zbMATH — the first resource for mathematics

Examples
Geometry Search for the term Geometry in any field. Queries are case-independent.
Funct* Wildcard queries are specified by * (e.g. functions, functorial, etc.). Otherwise the search is exact.
"Topological group" Phrases (multi-words) should be set in "straight quotation marks".
au: Bourbaki & ti: Algebra Search for author and title. The and-operator & is default and can be omitted.
Chebyshev | Tschebyscheff The or-operator | allows to search for Chebyshev or Tschebyscheff.
"Quasi* map*" py: 1989 The resulting documents have publication year 1989.
so: Eur* J* Mat* Soc* cc: 14 Search for publications in a particular source with a Mathematics Subject Classification code (cc) in 14.
"Partial diff* eq*" ! elliptic The not-operator ! eliminates all results containing the word elliptic.
dt: b & au: Hilbert The document type is set to books; alternatively: j for journal articles, a for book articles.
py: 2000-2015 cc: (94A | 11T) Number ranges are accepted. Terms can be grouped within (parentheses).
la: chinese Find documents in a given language. ISO 639-1 language codes can also be used.

Operators
a & b logic and
a | b logic or
!ab logic not
abc* right wildcard
"ab c" phrase
(ab c) parentheses
Fields
any anywhere an internal document identifier
au author, editor ai internal author identifier
ti title la language
so source ab review, abstract
py publication year rv reviewer
cc MSC code ut uncontrolled term
dt document type (j: journal article; b: book; a: book article)
On sums of three integral cubes. (English) Zbl 0808.11075
Andrews, George E. (ed.) et al., The Rademacher legacy to mathematics. The centenary conference in honor of Hans Rademacher, July 21-25, 1992, Pennsylvania State University, University Park, PA, USA. Providence, RI: American Mathematical Society. Contemp. Math. 166, 285-294 (1994).
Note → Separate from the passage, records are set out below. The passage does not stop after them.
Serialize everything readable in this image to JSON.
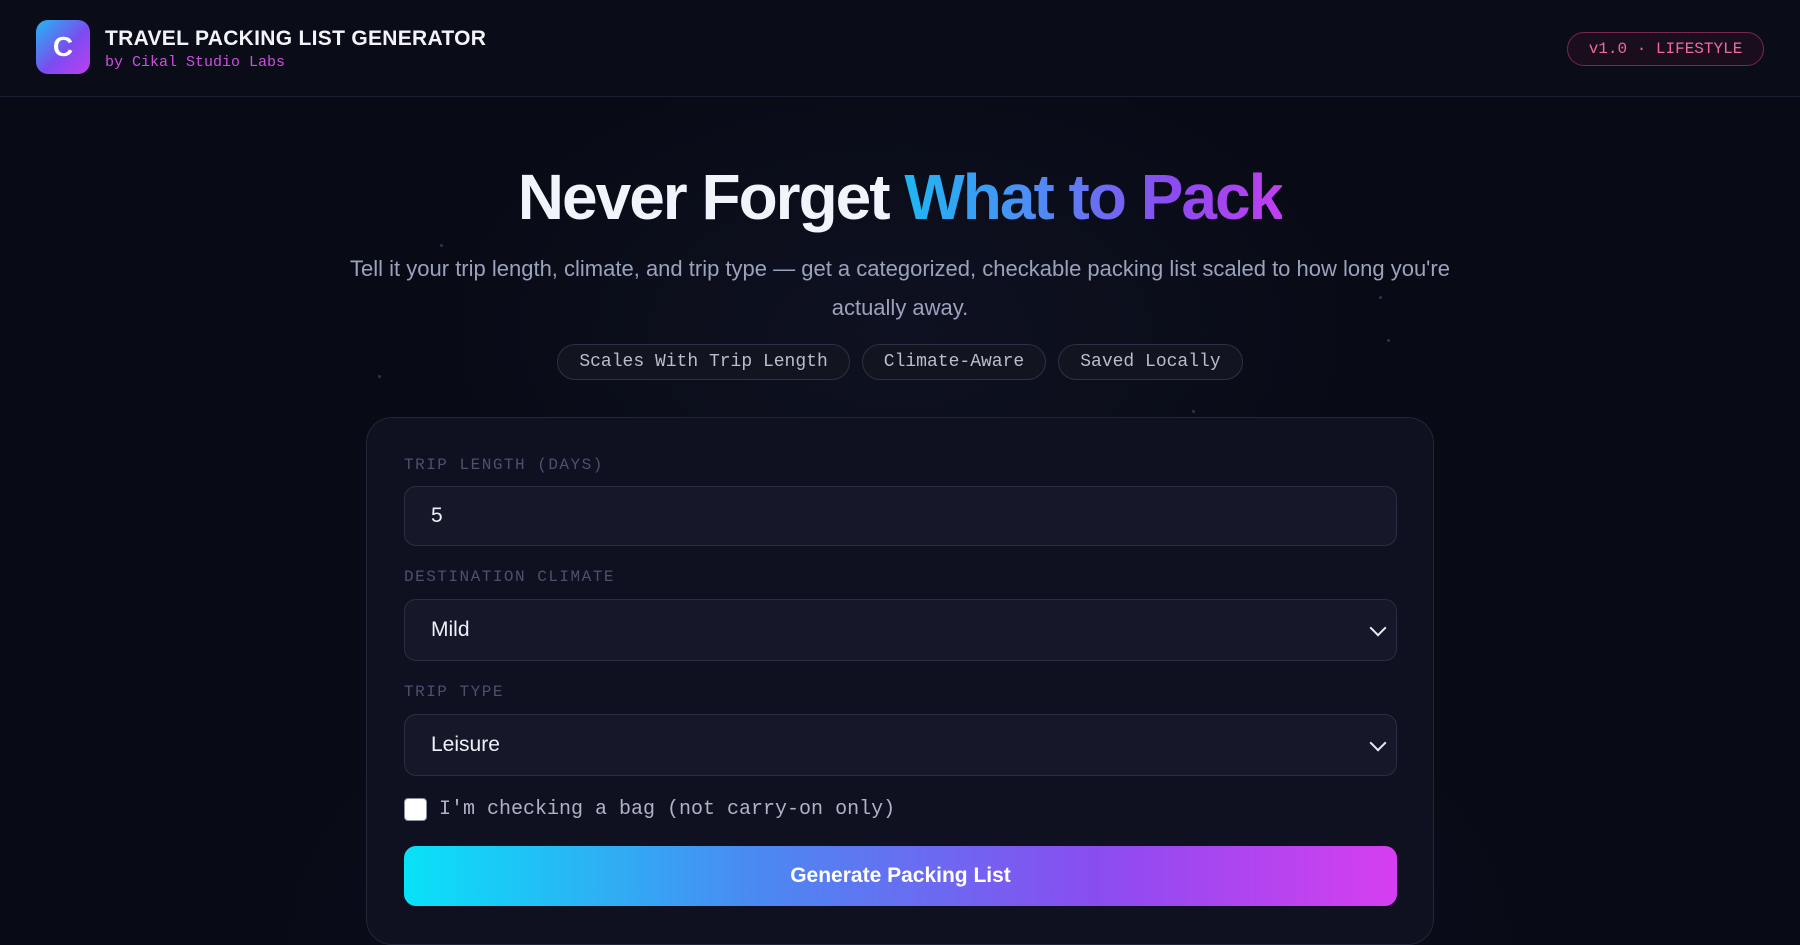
{
  "header": {
    "logo_letter": "C",
    "title": "TRAVEL PACKING LIST GENERATOR",
    "subtitle": "by Cikal Studio Labs",
    "badge": "v1.0 · LIFESTYLE"
  },
  "hero": {
    "title_plain": "Never Forget ",
    "title_gradient": "What to Pack",
    "subtitle": "Tell it your trip length, climate, and trip type — get a categorized, checkable packing list scaled to how long you're actually away.",
    "pills": [
      "Scales With Trip Length",
      "Climate-Aware",
      "Saved Locally"
    ]
  },
  "form": {
    "trip_length": {
      "label": "TRIP LENGTH (DAYS)",
      "value": "5"
    },
    "climate": {
      "label": "DESTINATION CLIMATE",
      "value": "Mild"
    },
    "trip_type": {
      "label": "TRIP TYPE",
      "value": "Leisure"
    },
    "checked_bag": {
      "label": "I'm checking a bag (not carry-on only)",
      "checked": false
    },
    "submit_label": "Generate Packing List"
  },
  "colors": {
    "accent_start": "#08e2f8",
    "accent_end": "#d63ef0",
    "badge_pink": "#f06aa0",
    "background": "#080a15"
  }
}
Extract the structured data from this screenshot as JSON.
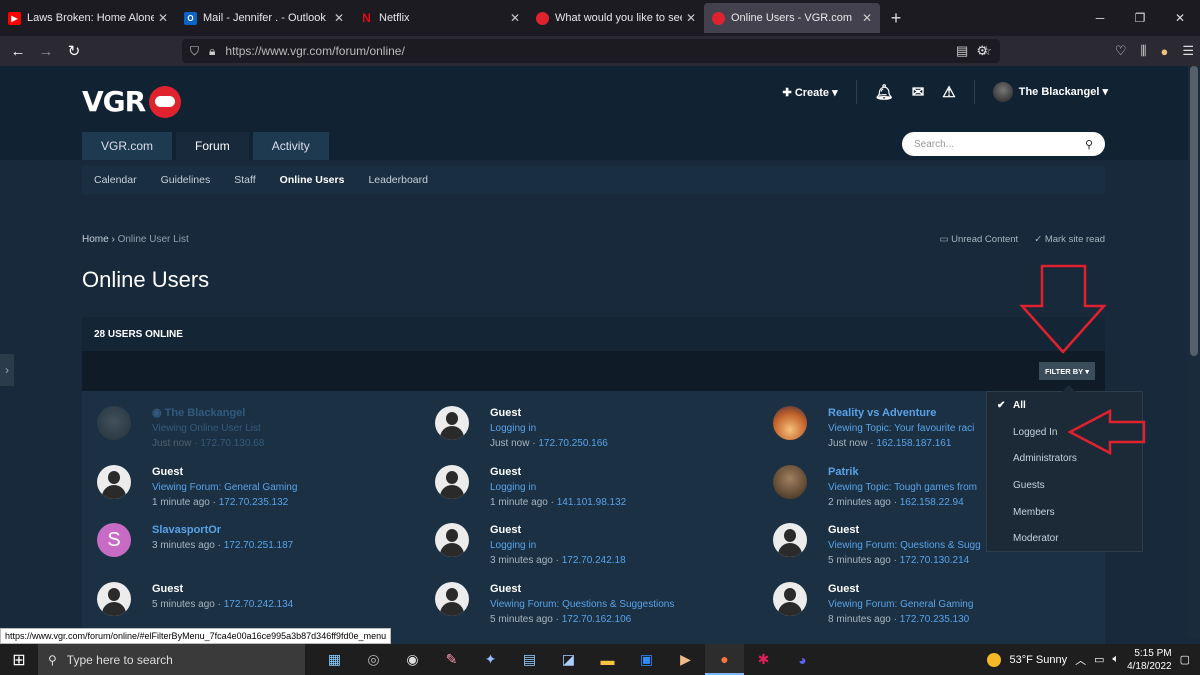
{
  "browser": {
    "tabs": [
      {
        "title": "Laws Broken: Home Alone - You",
        "icon": "youtube-icon",
        "color": "#ff0000"
      },
      {
        "title": "Mail - Jennifer . - Outlook",
        "icon": "outlook-icon",
        "color": "#0a64c8"
      },
      {
        "title": "Netflix",
        "icon": "netflix-icon",
        "color": "#e50914"
      },
      {
        "title": "What would you like to see add",
        "icon": "vgr-icon",
        "color": "#e0212e"
      },
      {
        "title": "Online Users - VGR.com",
        "icon": "vgr-icon",
        "color": "#e0212e"
      }
    ],
    "url": "https://www.vgr.com/forum/online/",
    "status_url": "https://www.vgr.com/forum/online/#elFilterByMenu_7fca4e00a16ce995a3b87d346ff9fd0e_menu"
  },
  "site": {
    "logo_text": "VGR",
    "create_label": "Create",
    "username": "The Blackangel",
    "main_tabs": [
      {
        "label": "VGR.com"
      },
      {
        "label": "Forum"
      },
      {
        "label": "Activity"
      }
    ],
    "search_placeholder": "Search...",
    "sub_nav": [
      {
        "label": "Calendar"
      },
      {
        "label": "Guidelines"
      },
      {
        "label": "Staff"
      },
      {
        "label": "Online Users"
      },
      {
        "label": "Leaderboard"
      }
    ],
    "breadcrumb": {
      "home": "Home",
      "current": "Online User List"
    },
    "unread_content": "Unread Content",
    "mark_site_read": "Mark site read",
    "page_title": "Online Users",
    "users_online": "28 USERS ONLINE",
    "filter_by": "FILTER BY",
    "filter_options": [
      {
        "label": "All"
      },
      {
        "label": "Logged In"
      },
      {
        "label": "Administrators"
      },
      {
        "label": "Guests"
      },
      {
        "label": "Members"
      },
      {
        "label": "Moderator"
      }
    ],
    "users": [
      {
        "name": "The Blackangel",
        "activity": "Viewing Online User List",
        "time": "Just now",
        "ip": "172.70.130.68"
      },
      {
        "name": "Guest",
        "activity": "Logging in",
        "time": "Just now",
        "ip": "172.70.250.166"
      },
      {
        "name": "Reality vs Adventure",
        "activity": "Viewing Topic: Your favourite raci",
        "time": "Just now",
        "ip": "162.158.187.161"
      },
      {
        "name": "Guest",
        "activity": "Viewing Forum: General Gaming",
        "time": "1 minute ago",
        "ip": "172.70.235.132"
      },
      {
        "name": "Guest",
        "activity": "Logging in",
        "time": "1 minute ago",
        "ip": "141.101.98.132"
      },
      {
        "name": "Patrik",
        "activity": "Viewing Topic: Tough games from",
        "time": "2 minutes ago",
        "ip": "162.158.22.94"
      },
      {
        "name": "SlavasportOr",
        "activity": "",
        "time": "3 minutes ago",
        "ip": "172.70.251.187",
        "letter": "S"
      },
      {
        "name": "Guest",
        "activity": "Logging in",
        "time": "3 minutes ago",
        "ip": "172.70.242.18"
      },
      {
        "name": "Guest",
        "activity": "Viewing Forum: Questions & Sugg",
        "time": "5 minutes ago",
        "ip": "172.70.130.214"
      },
      {
        "name": "Guest",
        "activity": "",
        "time": "5 minutes ago",
        "ip": "172.70.242.134"
      },
      {
        "name": "Guest",
        "activity": "Viewing Forum: Questions & Suggestions",
        "time": "5 minutes ago",
        "ip": "172.70.162.106"
      },
      {
        "name": "Guest",
        "activity": "Viewing Forum: General Gaming",
        "time": "8 minutes ago",
        "ip": "172.70.235.130"
      }
    ]
  },
  "taskbar": {
    "search_placeholder": "Type here to search",
    "weather": "53°F  Sunny",
    "time": "5:15 PM",
    "date": "4/18/2022"
  },
  "colors": {
    "accent": "#5aa2e8",
    "annotation": "#e0212e",
    "header_bg": "#112333",
    "page_bg": "#17293a"
  }
}
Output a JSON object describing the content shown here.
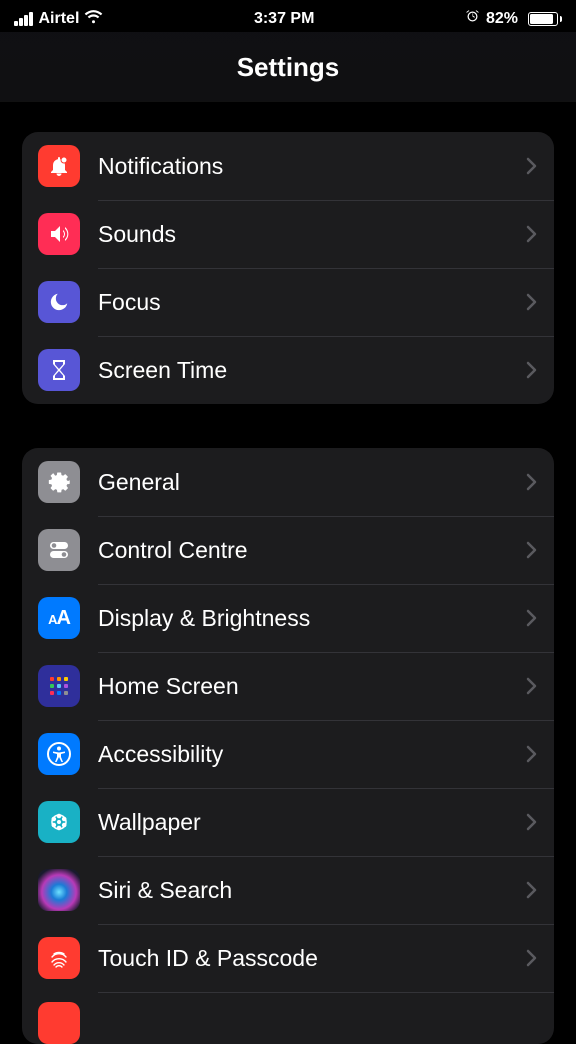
{
  "status": {
    "carrier": "Airtel",
    "time": "3:37 PM",
    "battery": "82%"
  },
  "header": {
    "title": "Settings"
  },
  "groups": [
    {
      "items": [
        {
          "icon": "bell",
          "iconBg": "#ff3b30",
          "label": "Notifications"
        },
        {
          "icon": "speaker",
          "iconBg": "#ff2d55",
          "label": "Sounds"
        },
        {
          "icon": "moon",
          "iconBg": "#5856d6",
          "label": "Focus"
        },
        {
          "icon": "hourglass",
          "iconBg": "#5856d6",
          "label": "Screen Time"
        }
      ]
    },
    {
      "items": [
        {
          "icon": "gear",
          "iconBg": "#8e8e93",
          "label": "General"
        },
        {
          "icon": "toggles",
          "iconBg": "#8e8e93",
          "label": "Control Centre"
        },
        {
          "icon": "aa",
          "iconBg": "#007aff",
          "label": "Display & Brightness"
        },
        {
          "icon": "homescreen",
          "iconBg": "#2f2f9b",
          "label": "Home Screen"
        },
        {
          "icon": "accessibility",
          "iconBg": "#007aff",
          "label": "Accessibility"
        },
        {
          "icon": "wallpaper",
          "iconBg": "#19b1c5",
          "label": "Wallpaper"
        },
        {
          "icon": "siri",
          "iconBg": "#1c1c1e",
          "label": "Siri & Search"
        },
        {
          "icon": "fingerprint",
          "iconBg": "#ff3b30",
          "label": "Touch ID & Passcode"
        },
        {
          "icon": "sos",
          "iconBg": "#ff3b30",
          "label": ""
        }
      ]
    }
  ]
}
The authors report on calculations to find integral solutions of $x\sp 3+ y\sp 3+ z\sp 3=k$, for small values of $k$. Representations for $k= 39$, 84, 556 and 870 were discovered. Previous works [see {\it V. L. Gardiner}, {\it R. B. Lazarus} and {\it P. R. Stein}, Math. Comput. 18, 408-413 (1964; Zbl 0121.284), for example] had failed to find solutions for these $k$. A solution for $k=2$, not belonging to the family $6t\sp 3+1$, $-6t\sp 3+1$, $-6t\sp 2$ has also been found. Some of these results had been found independently by the reviewer, {\it W. M. Lioen} and {\it H. J. J. te Riele} [Math. Comput. 61, 235-244 (1993; Zbl 0783.11046)]. Different search strategies were used for different ranges of the variables, but in each case $x+y$ was first fixed, and the congruence $z\sp 3\equiv k \pmod {x+y}$ solved. The search region was somewhat complicated, and the largest solutions found had 10 digits. However the largest cube in the search region is roughly $\vert x\vert,\vert y\vert,\vert z\vert\leq 2\cdot 2\times 10\sp 6$. This compares with the cube $\vert x\vert,\vert y\vert,\vert z\vert\leq 1\cdot 3\times 10\sp 8$ covered by the reviewer et al. (loc. cit.) for the case $k=3$. Unfortunately the present paper does not specify the amount of computer time used. The paper concludes with the conjecture that, for fixed $k\not\equiv \pm 4\pmod 9$, the number of solutions in a cube of side $M$ grows as $c(k)\log M$. This agrees with the heuristics presented by the reviewer [Math. Comput. 59, 613-623 (1992; Zbl 0778.11017)]. For the entire collection see [Zbl 0798.00010].
MSC:
11Y50Computer solution of Diophantine equations
11P05Waring’s problem and variants
11D25Cubic and quartic diophantine equations